No discussion of sedimentary rocks would be complete without a look at limestone; that which is found from the south coast of England, through Wales, the Dales and into the central belt of Scotland. Limestone is basically a graveyard. It's made of loads of tiny fossils, some small, some not so small, as well as the relicts of a giant seafood banquet. But you don't have to go outside to get an idea of what these fossils look like. Next time you're at the wall look out for the giant ammonite climbing hold – it looks like a spiral shell. These creatures were basically a squid living inside a shell. They died out before resin was invented, but yet were around for 140 million years. They will most likely do a longer stint on the planet than we will. Our testament to their durability and our own stupidity is smothering them in chalk and standing on them.
In addition to being composed of dead stuff, limestone has a handy habit of dissolving nicely in slightly acidic rain water.
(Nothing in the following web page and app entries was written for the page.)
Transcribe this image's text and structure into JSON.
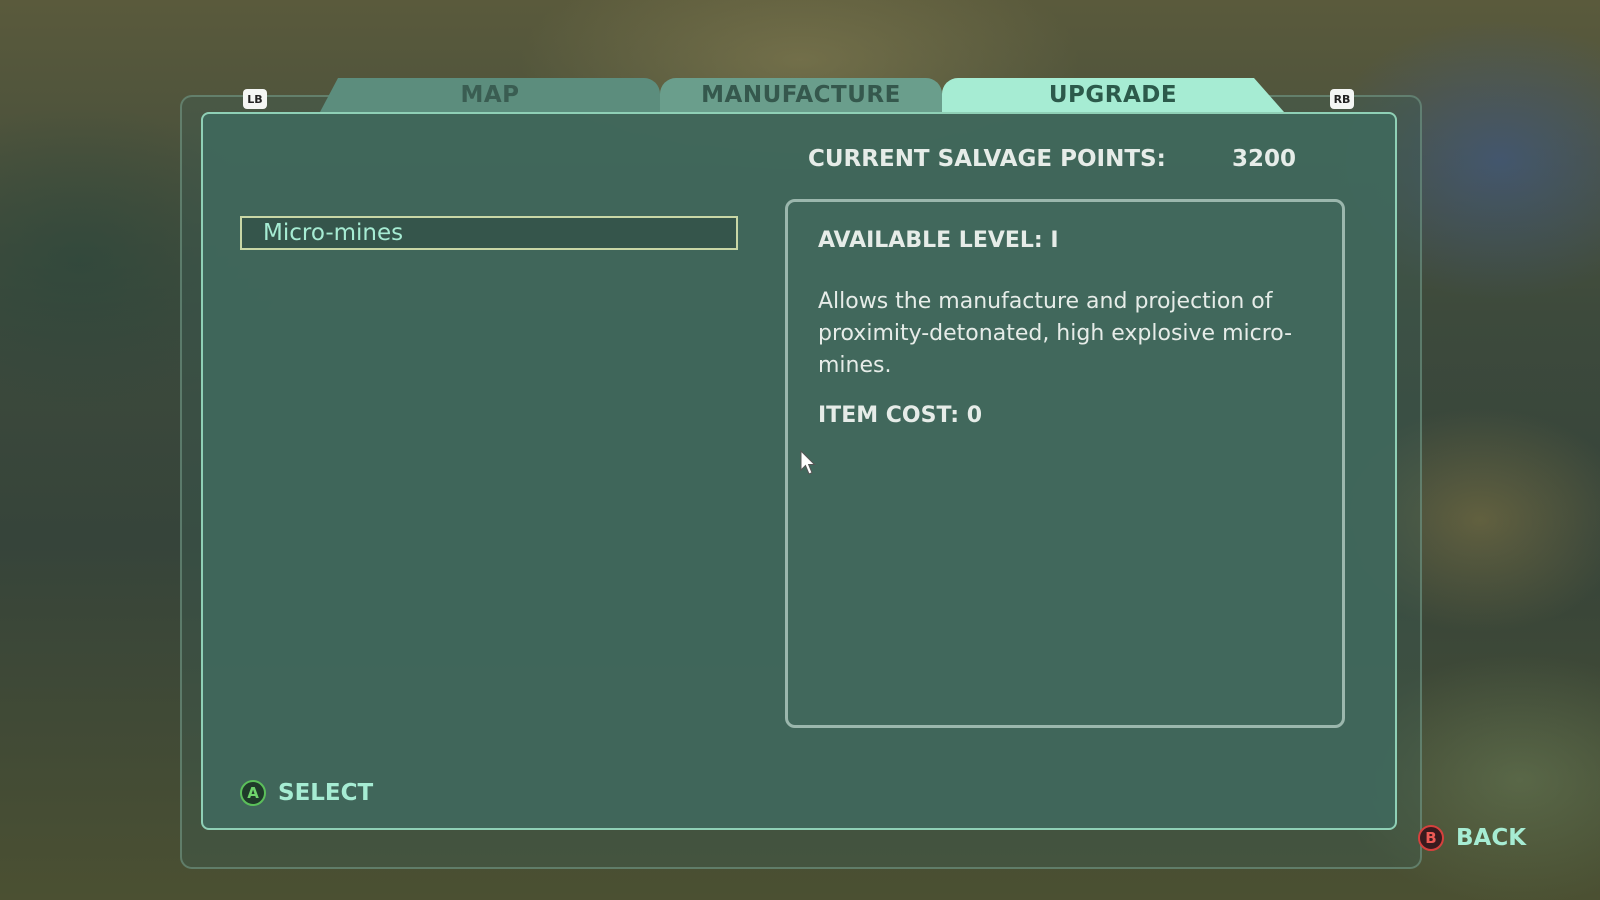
{
  "tabs": [
    {
      "label": "MAP",
      "active": false
    },
    {
      "label": "MANUFACTURE",
      "active": false
    },
    {
      "label": "UPGRADE",
      "active": true
    }
  ],
  "bumpers": {
    "left": "LB",
    "right": "RB"
  },
  "salvage": {
    "label": "CURRENT SALVAGE POINTS:",
    "value": "3200"
  },
  "list": {
    "items": [
      {
        "label": "Micro-mines",
        "selected": true
      }
    ]
  },
  "details": {
    "available_level": "AVAILABLE LEVEL: I",
    "description": "Allows the manufacture and projection of proximity-detonated, high explosive micro-mines.",
    "item_cost": "ITEM COST: 0"
  },
  "prompts": {
    "select": {
      "button": "A",
      "label": "SELECT"
    },
    "back": {
      "button": "B",
      "label": "BACK"
    }
  },
  "colors": {
    "accent": "#a6ecd3",
    "panel": "#40685c",
    "a_button": "#5bbf5a",
    "b_button": "#d6403d"
  }
}
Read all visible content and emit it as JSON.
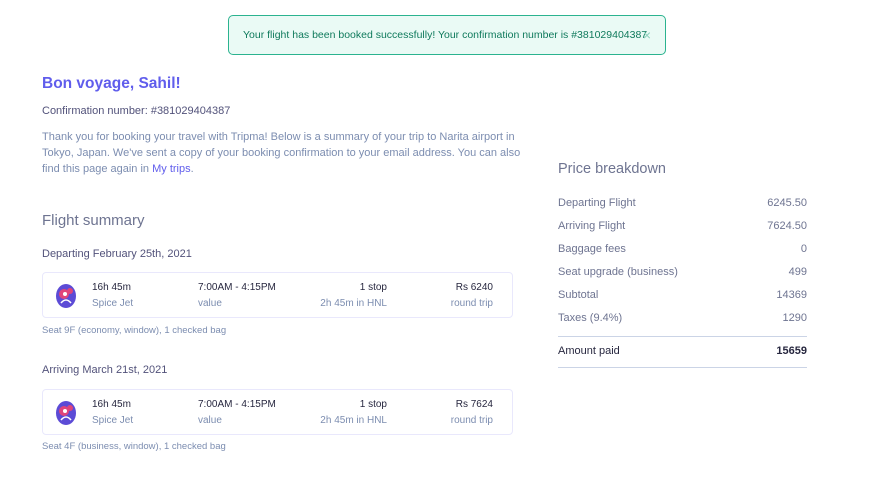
{
  "toast": {
    "message": "Your flight has been booked successfully! Your confirmation number is #381029404387",
    "close_icon": "×"
  },
  "greeting": "Bon voyage, Sahil!",
  "confirmation_line": "Confirmation number: #381029404387",
  "intro": {
    "text": "Thank you for booking your travel with Tripma! Below is a summary of your trip to Narita airport in Tokyo, Japan. We've sent a copy of your booking confirmation to your email address. You can also find this page again in",
    "link": "My trips",
    "end": "."
  },
  "flight_summary": {
    "title": "Flight summary",
    "departing": {
      "heading": "Departing February 25th, 2021",
      "duration": "16h 45m",
      "airline": "Spice Jet",
      "times": "7:00AM - 4:15PM",
      "times_sub": "value",
      "stops": "1 stop",
      "layover": "2h 45m in HNL",
      "price": "Rs 6240",
      "trip_type": "round trip",
      "seat_note": "Seat 9F (economy, window), 1 checked bag"
    },
    "arriving": {
      "heading": "Arriving March 21st, 2021",
      "duration": "16h 45m",
      "airline": "Spice Jet",
      "times": "7:00AM - 4:15PM",
      "times_sub": "value",
      "stops": "1 stop",
      "layover": "2h 45m in HNL",
      "price": "Rs 7624",
      "trip_type": "round trip",
      "seat_note": "Seat 4F (business, window), 1 checked bag"
    }
  },
  "price_breakdown": {
    "title": "Price breakdown",
    "rows": [
      {
        "label": "Departing Flight",
        "value": "6245.50"
      },
      {
        "label": "Arriving Flight",
        "value": "7624.50"
      },
      {
        "label": "Baggage fees",
        "value": "0"
      },
      {
        "label": "Seat upgrade (business)",
        "value": "499"
      },
      {
        "label": "Subtotal",
        "value": "14369"
      },
      {
        "label": "Taxes (9.4%)",
        "value": "1290"
      }
    ],
    "total_label": "Amount paid",
    "total_value": "15659"
  },
  "colors": {
    "accent": "#605dec",
    "success": "#2bb38f",
    "text": "#6e7491"
  },
  "icons": {
    "airline_logo": "airline-logo-icon"
  }
}
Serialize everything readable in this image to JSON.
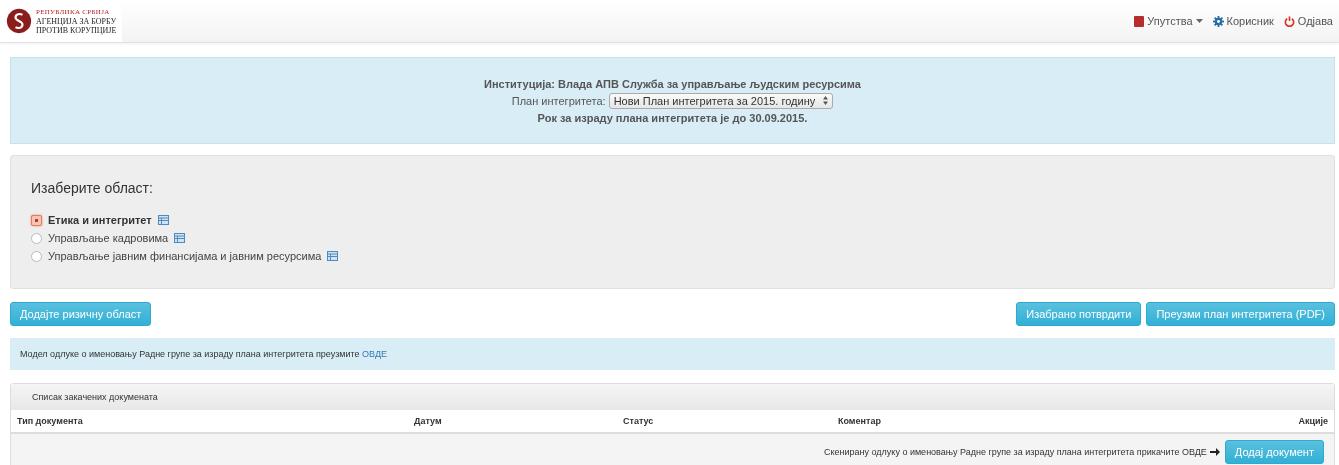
{
  "logo": {
    "lines": [
      "РЕПУБЛИКА СРБИЈА",
      "АГЕНЦИЈА ЗА БОРБУ",
      "ПРОТИВ КОРУПЦИЈЕ"
    ]
  },
  "nav": [
    {
      "kind": "book",
      "label": "Упутства",
      "dropdown": true
    },
    {
      "kind": "gear",
      "label": "Корисник",
      "dropdown": false
    },
    {
      "kind": "power",
      "label": "Одјава",
      "dropdown": false
    }
  ],
  "institution": {
    "label": "Институција:",
    "value": "Влада АПВ Служба за управљање људским ресурсима",
    "plan_label": "План интегритета:",
    "plan_value": "Нови План интегритета за 2015. годину",
    "deadline": "Рок за израду плана интегритета је до 30.09.2015."
  },
  "areas": {
    "title": "Изаберите област:",
    "items": [
      {
        "label": "Етика и интегритет",
        "selected": true
      },
      {
        "label": "Управљање кадровима",
        "selected": false
      },
      {
        "label": "Управљање јавним финансијама и јавним ресурсима",
        "selected": false
      }
    ]
  },
  "buttons_left": [
    "Додајте ризичну област"
  ],
  "buttons_right": [
    "Изабрано потврдити",
    "Преузми план интегритета (PDF)"
  ],
  "notice": {
    "text": "Модел одлуке о именовању Радне групе за израду плана интегритета преузмите",
    "link": "ОВДЕ"
  },
  "documents": {
    "title": "Списак закачених докумената",
    "columns": [
      "Тип документа",
      "Датум",
      "Статус",
      "Коментар",
      "Акције"
    ],
    "footer_text": "Скенирану одлуку о именовању Радне групе за израду плана интегритета прикачите ОВДЕ",
    "add_button": "Додај документ"
  }
}
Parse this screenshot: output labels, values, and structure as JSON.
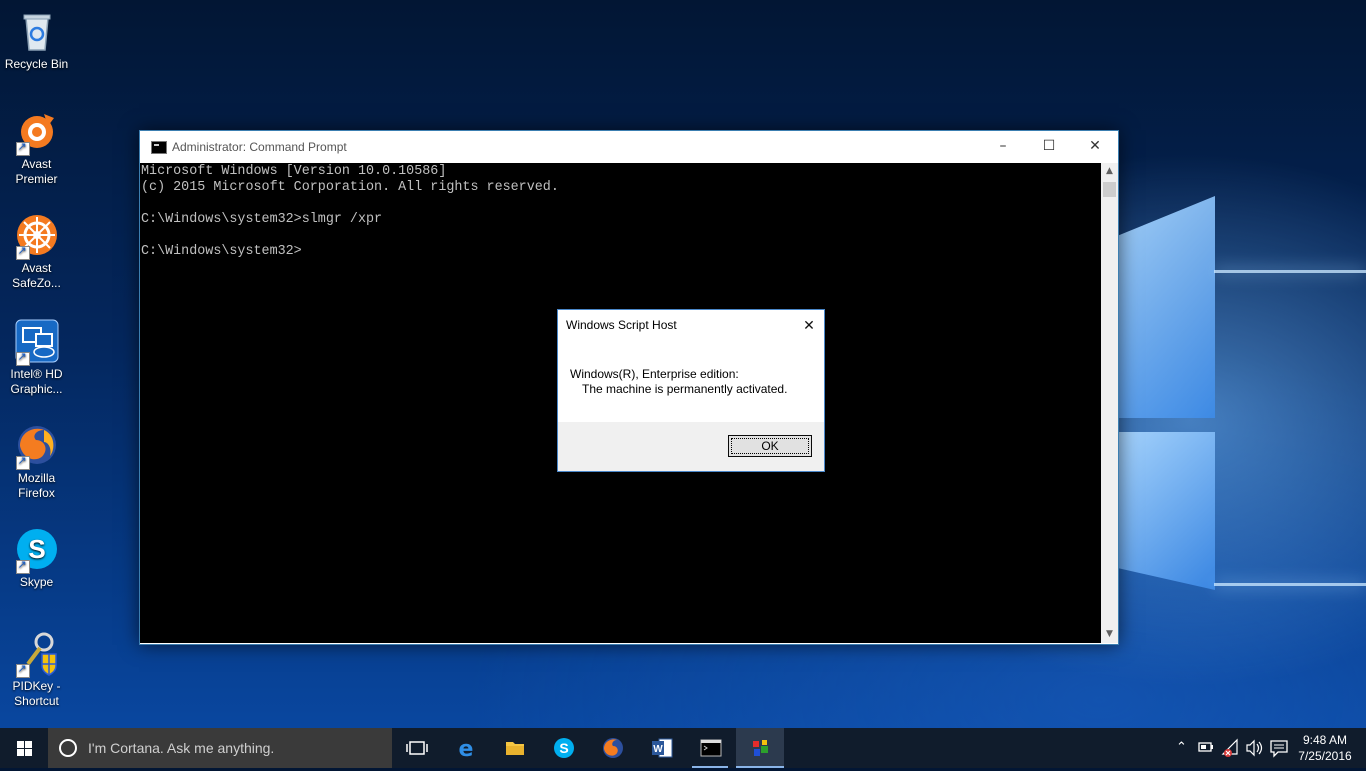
{
  "desktop": {
    "icons": [
      {
        "label_line1": "Recycle Bin",
        "label_line2": "",
        "icon": "recycle-bin-icon"
      },
      {
        "label_line1": "Avast",
        "label_line2": "Premier",
        "icon": "avast-icon"
      },
      {
        "label_line1": "Avast",
        "label_line2": "SafeZo...",
        "icon": "avast-safezone-icon"
      },
      {
        "label_line1": "Intel® HD",
        "label_line2": "Graphic...",
        "icon": "intel-graphics-icon"
      },
      {
        "label_line1": "Mozilla",
        "label_line2": "Firefox",
        "icon": "firefox-icon"
      },
      {
        "label_line1": "Skype",
        "label_line2": "",
        "icon": "skype-icon"
      },
      {
        "label_line1": "PIDKey -",
        "label_line2": "Shortcut",
        "icon": "pidkey-icon"
      }
    ]
  },
  "cmd": {
    "title": "Administrator: Command Prompt",
    "lines": [
      "Microsoft Windows [Version 10.0.10586]",
      "(c) 2015 Microsoft Corporation. All rights reserved.",
      "",
      "C:\\Windows\\system32>slmgr /xpr",
      "",
      "C:\\Windows\\system32>"
    ]
  },
  "dialog": {
    "title": "Windows Script Host",
    "message_line1": "Windows(R), Enterprise edition:",
    "message_line2": "The machine is permanently activated.",
    "ok_label": "OK"
  },
  "taskbar": {
    "search_placeholder": "I'm Cortana. Ask me anything.",
    "clock_time": "9:48 AM",
    "clock_date": "7/25/2016"
  }
}
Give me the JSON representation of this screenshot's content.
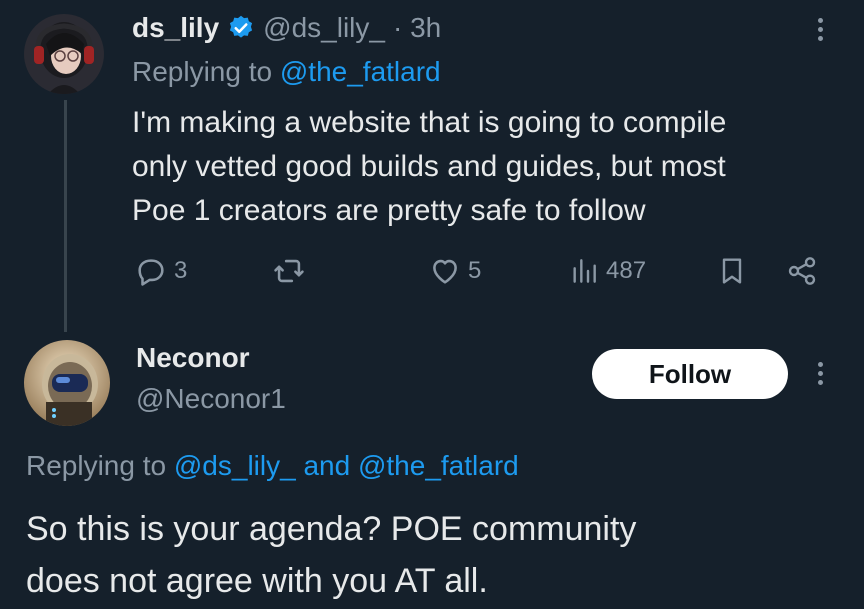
{
  "tweet1": {
    "name": "ds_lily",
    "handle": "@ds_lily_",
    "time": "· 3h",
    "replying_prefix": "Replying to",
    "replying_to": "@the_fatlard",
    "body_lines": [
      "I'm making a website that is going to compile",
      "only vetted good builds and guides, but most",
      "Poe 1 creators are pretty safe to follow"
    ],
    "replies": "3",
    "likes": "5",
    "views": "487",
    "icons": [
      "reply-icon",
      "retweet-icon",
      "like-icon",
      "views-icon",
      "bookmark-icon",
      "share-icon",
      "more-icon",
      "verified-badge-icon"
    ]
  },
  "tweet2": {
    "name": "Neconor",
    "handle": "@Neconor1",
    "follow_label": "Follow",
    "replying_prefix": "Replying to",
    "replying_to_1": "@ds_lily_",
    "and_word": "and",
    "replying_to_2": "@the_fatlard",
    "body_lines": [
      "So this is your agenda? POE community",
      "does not agree with you AT all."
    ]
  },
  "colors": {
    "background": "#15202b",
    "text": "#e7e9ea",
    "muted": "#8b98a5",
    "link": "#1d9bf0",
    "verified": "#1d9bf0"
  }
}
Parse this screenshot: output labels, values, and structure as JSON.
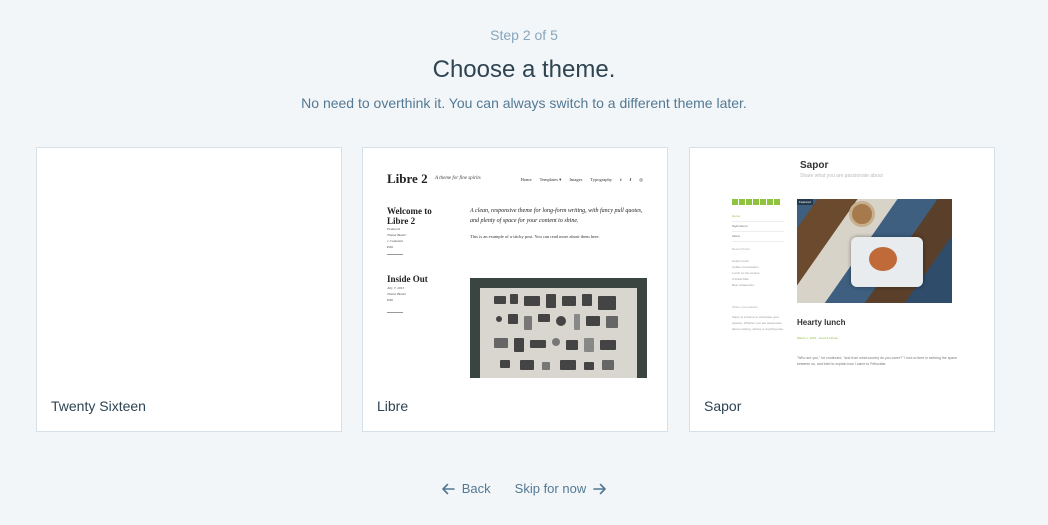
{
  "header": {
    "step": "Step 2 of 5",
    "title": "Choose a theme.",
    "subtitle": "No need to overthink it. You can always switch to a different theme later."
  },
  "themes": [
    {
      "name": "Twenty Sixteen"
    },
    {
      "name": "Libre",
      "preview": {
        "logo": "Libre 2",
        "tagline": "A theme for fine spirits",
        "nav": [
          "Home",
          "Templates ▾",
          "Images",
          "Typography"
        ],
        "posts": [
          {
            "title": "Welcome to Libre 2",
            "meta": [
              "Featured",
              "Theme Buster",
              "1 Comment",
              "Edit"
            ]
          },
          {
            "title": "Inside Out",
            "meta": [
              "July 7, 2015",
              "Theme Buster",
              "Edit"
            ]
          }
        ],
        "quote": "A clean, responsive theme for long-form writing, with fancy pull quotes, and plenty of space for your content to shine.",
        "body": "This is an example of a sticky post. You can read more about them here."
      }
    },
    {
      "name": "Sapor",
      "preview": {
        "site_title": "Sapor",
        "tagline": "Share what you are passionate about",
        "menu": [
          "Home",
          "Style Demo",
          "About"
        ],
        "recent_heading": "Recent Posts",
        "recent_posts": [
          "Hearty lunch",
          "Coffee conversation",
          "Lunch on the terrace",
          "A Rural Ride",
          "Best restaurants"
        ],
        "share_heading": "Share your passion",
        "share_text": "Sapor is a theme to showcase your passion. Whether you are passionate about cooking, writing or anything else.",
        "featured_label": "Featured",
        "post_title": "Hearty lunch",
        "post_meta": "March 1, 2016 · Food & Drinks",
        "post_body": "\"Who are you,\" he continued, \"and from what country do you come?\" I lost no time in seeking the space between us, and tried to explain how I came to Pellucidar."
      }
    }
  ],
  "footer": {
    "back_label": "Back",
    "skip_label": "Skip for now"
  },
  "colors": {
    "background": "#f3f6f8",
    "text_dark": "#2e4453",
    "text_muted": "#87a6bc",
    "link": "#537994",
    "sapor_accent": "#8fc33f"
  }
}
And this, by way of eventual precipitation, leads to the formation of limestone's most curious and charming feature – tufa. First, remember that the dissolving and precipitation is all happening underground. By this stage the limestone has already been formed, and it's now being eroded by rain water that has found its way underground (check out the river at the base of Malham Cove for an example). The rainwater has first dissolved some of the limestone, and has carried it along in solution (like salty water). As the temperature of the water changes, or as it becomes saturated with limestone, it precipitates the carbonate back out. This precipitate builds up to form tufa. Of course, the crucial thing here is that when the carbonate is precipitated it keeps happening again and again in the same place. So think of how you get the wet streaks at the crag – they form those notorious routes to avoid in winter. It's those wet streaks, underground, where the carbonate is continually deposited. And if you get a continual drip from a cave ceiling, then you start to build stalactites and stalacmites. More cool stuff to climb on.
(Fig.3, above: These are like the preserved footprints of some ancient creepy crawly. Look out for similar features at the tops of sandstone crags.)
Sedimentary rocks all eventually suffer one of several fates. They might be quarried and turned into something useful, like building stone or a corn grinder. Or they might just stand there, staring across the moors in the rain, waiting to be eroded and turned into another sedimentary rock. But perhaps their most glamorous fate is to be shoved beneath the Earth's surface. Here, deep down, the sediments are changed beyond recognition, altering their chemistry, destroying their fabrics and providing them with a completely new set of characteristics. They then are reborn as metamorphic rocks – the topic of the final article.